Breed Origins

Breed Origins

Breed Origins 

The history of the breed is well documented from about the mid 1800’s onwards, but before that there are few written records. The following account is drawn from several sources. 

In Tudor times, there was a type of dog called the setting spaniel. The purpose of these dogs was to quarter the ground to find gamebirds and indicate where they were by, going on point or ‘setting’, and wait until the handler approached. He would then cast a net over the covey of birds, gather them up and cast the dog off to find another covey. ‘Setting spaniels’ were well known in the 1500’s, so the ancestors of the setters go back a long way.

Over many years the type was refined, and many estates developed their own lines. The Duke of Gordon bred his own strain, there were Welsh Setters, Irish Setters (which in the early days were marked just as the Irish Red and White Setters are now), Russian Setters, and so on. A detailed description of these different types can be found in Laverack’s book ‘The Setter’ (1872). It was Laverack who purchased a pair of setters from Mr Humphreys, and from these and other dogs skilfully blended the best characteristics of these different types together to produce outstanding working dogs.

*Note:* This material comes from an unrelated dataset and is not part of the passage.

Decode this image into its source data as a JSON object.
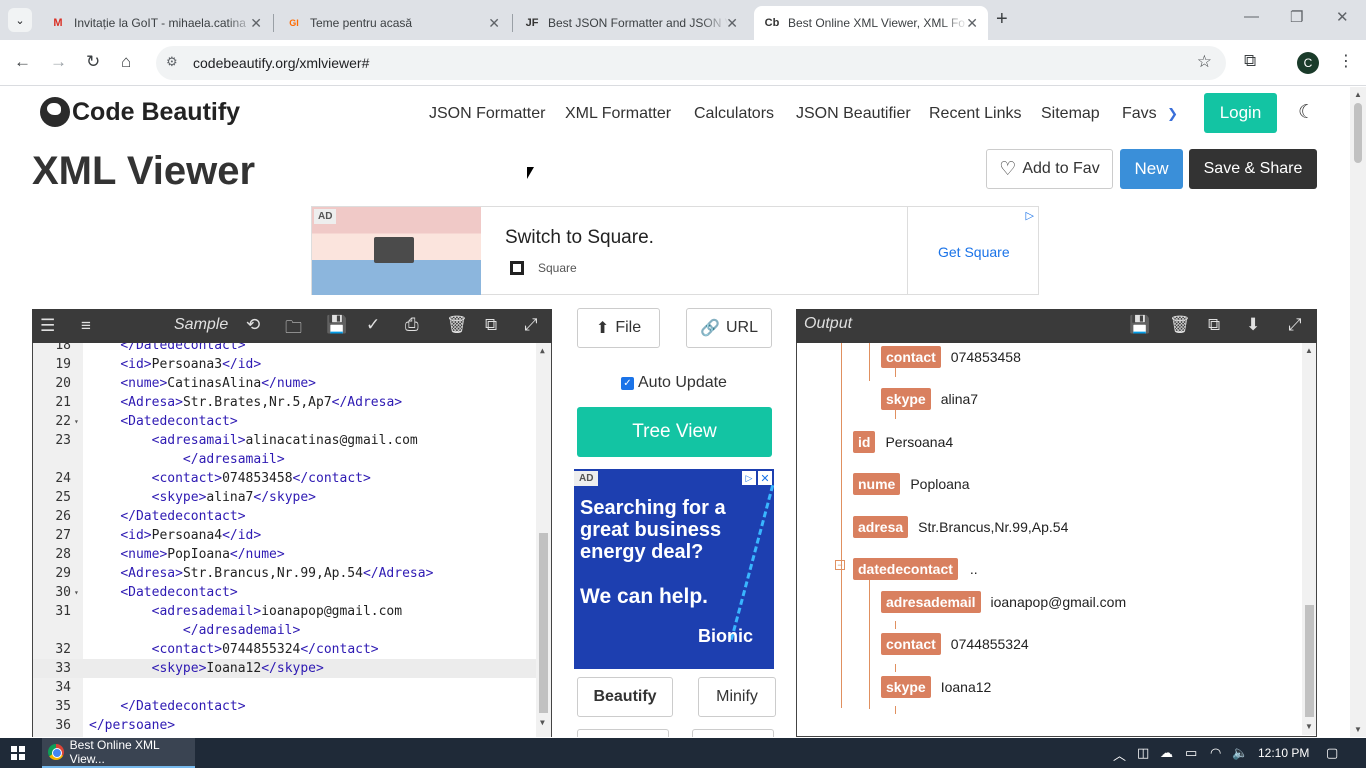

Soon debate began about whose dog was the most accomplished in the field, and before long the first ever Field Trials were introduced, the first being held in 1865 at Southill in Bedfordshire. Setters and Pointers also figured in the first ever dog show, held at Newcastle upon Tyne in 1895. Setter owners obviously have a long history of competition!

Purcell Llewellyn took over the development of the breed after Laverack’s death. With great care he produced a strain of English Setter second to none in the field. Many of these were exported to the USA, where they are still a very popular hunting breed and are known as Llewellins. The AKC recognises them as distinct from English Setters but in the UK the Kennel Club has fortunately not divided the breed.

Back in Britain there were those who felt that hunting ability had been obtained at the expense of appearance, so enthusiasts began to breed for size and substance, a more luxurious coat and other attributes. This was the start of the divide between the show and working lines which has now become very marked, possibly more so than in any other gundog breed. 

The show line of setter, which is by far the most numerous, became increasingly popular as a show dog and companion. The working lines continue to be used in shooting, field trials, and by falconers. Field Trials are held each spring in Scotland and East Anglia, on grouse in Northern England/Scotland in July and August, and in north Norfolk during September.

The breed has become popular as a companion and show dog, largely due to it’s happy and friendly nature. They are normally good with children and other dogs, and are generally healthy. In the show ring they remain popular, and several English Setters have reached the high point of Best In Show at Crufts – Sh Ch Silbury Soames of Madavale (1964), Sh Ch Bournehouse Dancing Master (1977) and most recently Sh Ch Starlite Express of Valsett (1988). In 2005, Sh Ch Bournehouse Royal Colours owned by Mrs Penny Williams won Reserve Best in Show, nearly equalling his ancestor’s achievement.